However, cinematic portraits of current politicians are still quite rare. In Italy, Nanni Moretti attempted it in 2006 with Il Caimano. While the director insisted that the film was not about Berlusconi, a number of (right-wing) politicians asked for the release date to be put back so as not to coincide with the April elections, in which the prime minister was re-elected. More recently, Paolo Sorrentino directed a film about (Photo: Lucky Red)Andreotti (Il Divo, 2008). In France, an attempt was made with Francois Mitterand; Le Bon Plaisir (Francis Girot, 1984) both revealed and hushed up the existence of the socialist president's love child. In 2005, Robert Guédiguian tried to portray Mitterand's private life at the end of his political career (Le Promeneur du Champ de Mars/ The Last Mitterrand, 2005). Germany is getting ready for a film about former chancellor Helmut Kohl, which will be released in 2009 – but apparently only for television.

Europe undeniably respects history: the EU is just over fifty years old and is today trying to bring together peoples who merely co-habited during the period between the world wars. European film seems to reflect this approach. Erwan Benezet, a journalist for the newspaper Le Parisien who co-wrote the book Washington Hollywood: Comment l'Amérique fait son cinéma/ How America makes films (Armand Colin, 2007) with Barthélémy Courmont, affirms that: ‘Historically, the United States is the only democratic country to have fully utilised cinema as propaganda (supervisory control is insisted upon in Hollywood, for example). The three other nations to have used cinema in this manner – Germany, the URSS and Italy during certain periods – had authoritarian governments or dictators at the time. American cinema is also remarkable for its incredible reactivity with regard to national and international history.’

Witch hunts and US film

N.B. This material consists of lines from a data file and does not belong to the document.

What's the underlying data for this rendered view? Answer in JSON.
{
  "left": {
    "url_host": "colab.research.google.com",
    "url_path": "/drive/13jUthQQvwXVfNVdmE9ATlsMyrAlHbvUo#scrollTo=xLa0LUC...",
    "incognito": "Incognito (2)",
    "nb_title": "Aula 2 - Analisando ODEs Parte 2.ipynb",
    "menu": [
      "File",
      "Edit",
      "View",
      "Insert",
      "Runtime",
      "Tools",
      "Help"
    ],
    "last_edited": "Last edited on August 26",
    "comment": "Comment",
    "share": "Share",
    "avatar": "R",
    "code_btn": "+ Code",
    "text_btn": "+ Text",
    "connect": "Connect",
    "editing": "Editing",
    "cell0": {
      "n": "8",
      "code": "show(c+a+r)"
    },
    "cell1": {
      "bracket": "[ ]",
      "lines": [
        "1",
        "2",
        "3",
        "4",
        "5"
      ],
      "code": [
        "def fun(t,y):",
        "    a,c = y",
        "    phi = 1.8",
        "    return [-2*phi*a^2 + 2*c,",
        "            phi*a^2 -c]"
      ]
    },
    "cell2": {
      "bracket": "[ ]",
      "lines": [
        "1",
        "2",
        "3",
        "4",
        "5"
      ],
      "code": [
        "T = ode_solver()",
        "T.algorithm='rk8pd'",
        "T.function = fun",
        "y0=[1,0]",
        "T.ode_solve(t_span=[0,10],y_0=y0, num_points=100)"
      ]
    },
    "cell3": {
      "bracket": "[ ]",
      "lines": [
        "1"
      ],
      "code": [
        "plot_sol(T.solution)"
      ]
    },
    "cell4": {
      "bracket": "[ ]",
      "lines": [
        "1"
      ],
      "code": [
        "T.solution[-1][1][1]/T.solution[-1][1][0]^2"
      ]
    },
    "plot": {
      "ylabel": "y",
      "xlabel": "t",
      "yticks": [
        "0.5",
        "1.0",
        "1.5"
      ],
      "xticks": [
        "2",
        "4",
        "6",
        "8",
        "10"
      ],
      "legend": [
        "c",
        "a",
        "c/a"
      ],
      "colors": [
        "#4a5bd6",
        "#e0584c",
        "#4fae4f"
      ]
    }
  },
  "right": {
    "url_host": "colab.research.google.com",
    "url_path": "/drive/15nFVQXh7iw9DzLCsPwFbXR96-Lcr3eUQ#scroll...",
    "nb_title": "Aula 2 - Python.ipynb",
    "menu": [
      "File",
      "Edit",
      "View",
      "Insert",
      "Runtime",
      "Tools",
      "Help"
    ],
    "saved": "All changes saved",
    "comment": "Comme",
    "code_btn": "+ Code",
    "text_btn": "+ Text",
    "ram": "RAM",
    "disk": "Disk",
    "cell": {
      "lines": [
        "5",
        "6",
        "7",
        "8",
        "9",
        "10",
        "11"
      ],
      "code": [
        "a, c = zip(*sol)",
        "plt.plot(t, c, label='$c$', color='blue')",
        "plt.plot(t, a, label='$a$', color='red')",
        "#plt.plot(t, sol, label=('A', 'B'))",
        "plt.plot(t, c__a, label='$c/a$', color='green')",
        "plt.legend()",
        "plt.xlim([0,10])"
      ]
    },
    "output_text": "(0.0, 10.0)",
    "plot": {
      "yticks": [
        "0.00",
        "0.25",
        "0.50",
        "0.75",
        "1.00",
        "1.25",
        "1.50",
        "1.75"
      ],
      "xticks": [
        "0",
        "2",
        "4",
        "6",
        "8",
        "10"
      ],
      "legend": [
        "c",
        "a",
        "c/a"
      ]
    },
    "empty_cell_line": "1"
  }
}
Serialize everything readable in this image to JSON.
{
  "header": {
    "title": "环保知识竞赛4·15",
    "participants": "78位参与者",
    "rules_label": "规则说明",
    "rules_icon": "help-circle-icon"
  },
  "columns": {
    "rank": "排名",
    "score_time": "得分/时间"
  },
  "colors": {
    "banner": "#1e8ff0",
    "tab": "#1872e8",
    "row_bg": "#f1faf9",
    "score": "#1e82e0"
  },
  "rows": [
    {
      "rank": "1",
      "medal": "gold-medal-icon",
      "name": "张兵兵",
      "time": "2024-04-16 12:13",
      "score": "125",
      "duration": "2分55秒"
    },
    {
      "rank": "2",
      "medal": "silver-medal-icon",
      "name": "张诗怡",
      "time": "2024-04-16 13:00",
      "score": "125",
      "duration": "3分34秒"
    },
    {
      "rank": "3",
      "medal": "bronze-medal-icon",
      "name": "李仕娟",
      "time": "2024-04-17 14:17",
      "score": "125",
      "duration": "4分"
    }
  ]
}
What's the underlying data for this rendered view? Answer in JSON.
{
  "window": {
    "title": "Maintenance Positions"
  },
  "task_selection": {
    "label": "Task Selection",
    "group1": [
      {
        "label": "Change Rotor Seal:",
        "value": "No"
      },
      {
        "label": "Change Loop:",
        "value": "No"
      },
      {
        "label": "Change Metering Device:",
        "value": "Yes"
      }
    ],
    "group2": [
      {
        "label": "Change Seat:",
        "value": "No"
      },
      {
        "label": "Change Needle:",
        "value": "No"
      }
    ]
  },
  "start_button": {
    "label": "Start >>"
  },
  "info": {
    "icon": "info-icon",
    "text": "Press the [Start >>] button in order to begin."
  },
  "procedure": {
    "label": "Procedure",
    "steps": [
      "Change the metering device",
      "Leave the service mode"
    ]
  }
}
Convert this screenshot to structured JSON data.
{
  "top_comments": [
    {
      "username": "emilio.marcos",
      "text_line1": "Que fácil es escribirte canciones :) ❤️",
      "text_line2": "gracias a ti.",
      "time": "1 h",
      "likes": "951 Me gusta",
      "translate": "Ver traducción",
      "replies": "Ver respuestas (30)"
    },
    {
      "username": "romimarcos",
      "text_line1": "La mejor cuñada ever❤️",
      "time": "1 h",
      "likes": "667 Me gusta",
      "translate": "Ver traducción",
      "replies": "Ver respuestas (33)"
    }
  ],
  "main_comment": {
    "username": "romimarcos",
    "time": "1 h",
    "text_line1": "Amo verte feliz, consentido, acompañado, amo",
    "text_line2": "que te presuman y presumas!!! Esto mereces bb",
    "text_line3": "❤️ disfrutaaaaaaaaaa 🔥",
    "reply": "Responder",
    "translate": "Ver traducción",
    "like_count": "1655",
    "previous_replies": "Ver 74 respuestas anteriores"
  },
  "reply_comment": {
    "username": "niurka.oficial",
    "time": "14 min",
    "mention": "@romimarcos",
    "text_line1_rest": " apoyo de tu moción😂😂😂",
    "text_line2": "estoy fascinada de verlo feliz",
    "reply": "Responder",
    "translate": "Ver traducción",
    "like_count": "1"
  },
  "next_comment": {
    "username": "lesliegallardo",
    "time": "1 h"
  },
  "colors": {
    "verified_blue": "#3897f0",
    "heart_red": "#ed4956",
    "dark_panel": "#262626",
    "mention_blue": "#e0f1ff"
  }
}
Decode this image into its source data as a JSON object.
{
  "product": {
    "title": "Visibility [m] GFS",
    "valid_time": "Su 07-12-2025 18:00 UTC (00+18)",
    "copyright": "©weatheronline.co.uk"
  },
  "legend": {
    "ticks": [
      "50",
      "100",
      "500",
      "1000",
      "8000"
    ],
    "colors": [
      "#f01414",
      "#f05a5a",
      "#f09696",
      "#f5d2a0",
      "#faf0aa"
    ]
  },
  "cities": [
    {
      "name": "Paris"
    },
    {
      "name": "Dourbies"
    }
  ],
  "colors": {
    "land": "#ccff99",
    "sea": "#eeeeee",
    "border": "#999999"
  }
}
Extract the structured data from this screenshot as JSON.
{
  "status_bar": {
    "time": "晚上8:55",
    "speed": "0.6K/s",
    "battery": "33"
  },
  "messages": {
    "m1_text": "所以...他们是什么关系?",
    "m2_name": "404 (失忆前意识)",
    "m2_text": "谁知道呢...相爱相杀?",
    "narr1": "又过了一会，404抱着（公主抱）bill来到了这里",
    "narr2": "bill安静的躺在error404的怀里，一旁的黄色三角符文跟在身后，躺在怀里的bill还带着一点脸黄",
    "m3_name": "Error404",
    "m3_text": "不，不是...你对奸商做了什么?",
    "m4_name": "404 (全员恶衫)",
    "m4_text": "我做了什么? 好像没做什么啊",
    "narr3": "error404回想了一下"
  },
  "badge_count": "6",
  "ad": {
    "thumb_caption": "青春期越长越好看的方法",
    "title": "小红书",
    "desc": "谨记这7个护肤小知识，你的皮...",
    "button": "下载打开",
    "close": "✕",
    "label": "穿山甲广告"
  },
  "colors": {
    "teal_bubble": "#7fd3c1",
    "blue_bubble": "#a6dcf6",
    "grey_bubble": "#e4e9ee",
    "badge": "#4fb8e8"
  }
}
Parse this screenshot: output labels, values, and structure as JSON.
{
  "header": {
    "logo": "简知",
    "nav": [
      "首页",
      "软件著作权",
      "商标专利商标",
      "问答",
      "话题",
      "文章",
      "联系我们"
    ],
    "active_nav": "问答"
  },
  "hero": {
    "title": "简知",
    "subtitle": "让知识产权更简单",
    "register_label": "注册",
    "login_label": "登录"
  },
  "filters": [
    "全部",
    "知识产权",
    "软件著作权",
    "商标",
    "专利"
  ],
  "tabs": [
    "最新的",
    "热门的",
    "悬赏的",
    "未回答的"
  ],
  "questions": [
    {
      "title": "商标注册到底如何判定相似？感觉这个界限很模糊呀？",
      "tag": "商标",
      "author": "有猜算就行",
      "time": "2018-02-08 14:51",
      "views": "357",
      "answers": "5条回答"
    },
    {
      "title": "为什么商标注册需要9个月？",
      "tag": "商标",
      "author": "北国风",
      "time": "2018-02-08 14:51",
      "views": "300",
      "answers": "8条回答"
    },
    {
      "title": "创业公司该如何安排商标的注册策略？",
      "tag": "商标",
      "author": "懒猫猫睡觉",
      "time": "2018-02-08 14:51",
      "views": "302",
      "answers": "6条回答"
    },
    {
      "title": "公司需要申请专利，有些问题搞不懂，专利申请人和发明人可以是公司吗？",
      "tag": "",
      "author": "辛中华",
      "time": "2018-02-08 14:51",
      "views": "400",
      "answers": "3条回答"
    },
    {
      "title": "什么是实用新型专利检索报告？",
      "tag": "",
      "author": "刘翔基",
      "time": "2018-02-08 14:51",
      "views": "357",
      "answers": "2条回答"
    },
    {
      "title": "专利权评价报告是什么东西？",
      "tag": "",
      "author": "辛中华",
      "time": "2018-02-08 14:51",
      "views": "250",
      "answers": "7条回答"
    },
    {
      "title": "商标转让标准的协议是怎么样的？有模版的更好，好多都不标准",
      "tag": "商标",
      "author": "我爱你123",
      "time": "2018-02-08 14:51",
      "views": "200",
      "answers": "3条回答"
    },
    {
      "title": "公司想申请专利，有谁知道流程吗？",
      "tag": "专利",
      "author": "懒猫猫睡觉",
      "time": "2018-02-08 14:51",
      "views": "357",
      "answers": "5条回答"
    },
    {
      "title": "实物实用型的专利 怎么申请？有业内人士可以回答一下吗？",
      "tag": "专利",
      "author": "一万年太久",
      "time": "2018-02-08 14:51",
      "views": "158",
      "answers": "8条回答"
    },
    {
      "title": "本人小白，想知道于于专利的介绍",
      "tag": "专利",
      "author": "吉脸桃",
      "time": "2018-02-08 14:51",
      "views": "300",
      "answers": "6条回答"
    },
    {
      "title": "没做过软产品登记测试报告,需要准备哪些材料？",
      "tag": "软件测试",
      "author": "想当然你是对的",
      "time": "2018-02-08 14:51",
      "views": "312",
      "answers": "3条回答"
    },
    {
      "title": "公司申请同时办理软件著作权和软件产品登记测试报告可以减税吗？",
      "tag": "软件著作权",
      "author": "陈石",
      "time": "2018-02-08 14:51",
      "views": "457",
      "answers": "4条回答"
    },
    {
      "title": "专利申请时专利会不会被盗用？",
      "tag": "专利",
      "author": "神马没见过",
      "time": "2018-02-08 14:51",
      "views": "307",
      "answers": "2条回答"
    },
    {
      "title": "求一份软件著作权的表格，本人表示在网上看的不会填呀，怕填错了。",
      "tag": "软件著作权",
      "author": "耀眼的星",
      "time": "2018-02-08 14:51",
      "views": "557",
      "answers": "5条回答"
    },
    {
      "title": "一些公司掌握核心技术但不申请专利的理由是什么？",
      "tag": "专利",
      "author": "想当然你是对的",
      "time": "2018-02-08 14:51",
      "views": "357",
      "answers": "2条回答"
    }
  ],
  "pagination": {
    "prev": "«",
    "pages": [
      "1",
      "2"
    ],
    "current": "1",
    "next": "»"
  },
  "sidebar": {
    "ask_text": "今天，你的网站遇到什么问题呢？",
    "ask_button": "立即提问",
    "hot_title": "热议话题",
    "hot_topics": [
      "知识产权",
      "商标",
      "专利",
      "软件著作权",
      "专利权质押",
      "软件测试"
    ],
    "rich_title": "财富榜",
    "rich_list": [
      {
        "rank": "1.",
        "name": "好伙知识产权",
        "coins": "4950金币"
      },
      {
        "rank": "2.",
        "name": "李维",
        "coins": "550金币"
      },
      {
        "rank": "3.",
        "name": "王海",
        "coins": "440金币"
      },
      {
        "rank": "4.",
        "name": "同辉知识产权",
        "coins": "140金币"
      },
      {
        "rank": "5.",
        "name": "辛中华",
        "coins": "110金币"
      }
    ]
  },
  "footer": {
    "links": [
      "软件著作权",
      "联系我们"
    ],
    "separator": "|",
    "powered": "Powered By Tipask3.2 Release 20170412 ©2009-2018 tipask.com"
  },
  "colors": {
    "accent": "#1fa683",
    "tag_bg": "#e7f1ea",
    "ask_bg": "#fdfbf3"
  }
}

During the sixties, America produced films about the Vietnam War (1960-1975) before the war ended. There have been films about Iraq although soldiers are still in situ (two examples are Lions for Lambs by Robert Redford and In the Valley of Elah by Paul Haggins, both released in 2007). In the US nobody found this scandalous, as it would have been in Europe. In his current releaseMiracle at St. Anna, Spike Lee tells the story of the Buffalo Soldiers against the backdrop of the Italian civil war; when the film's release caused national outrage, the director's only response was to shrug politely.

However, according to Erwan Benezet again, ‘It is also a question of money. Things change when budgets can be independent of the state which controls history. In France or Italy, films are too often dependent on funding to be sufficiently independent. This is not the case in the United States, where film-making is an industry in its own right, with greater liberty of movement and opinion. The last time the government tried to control film-making was during the 1950s witch hunts.’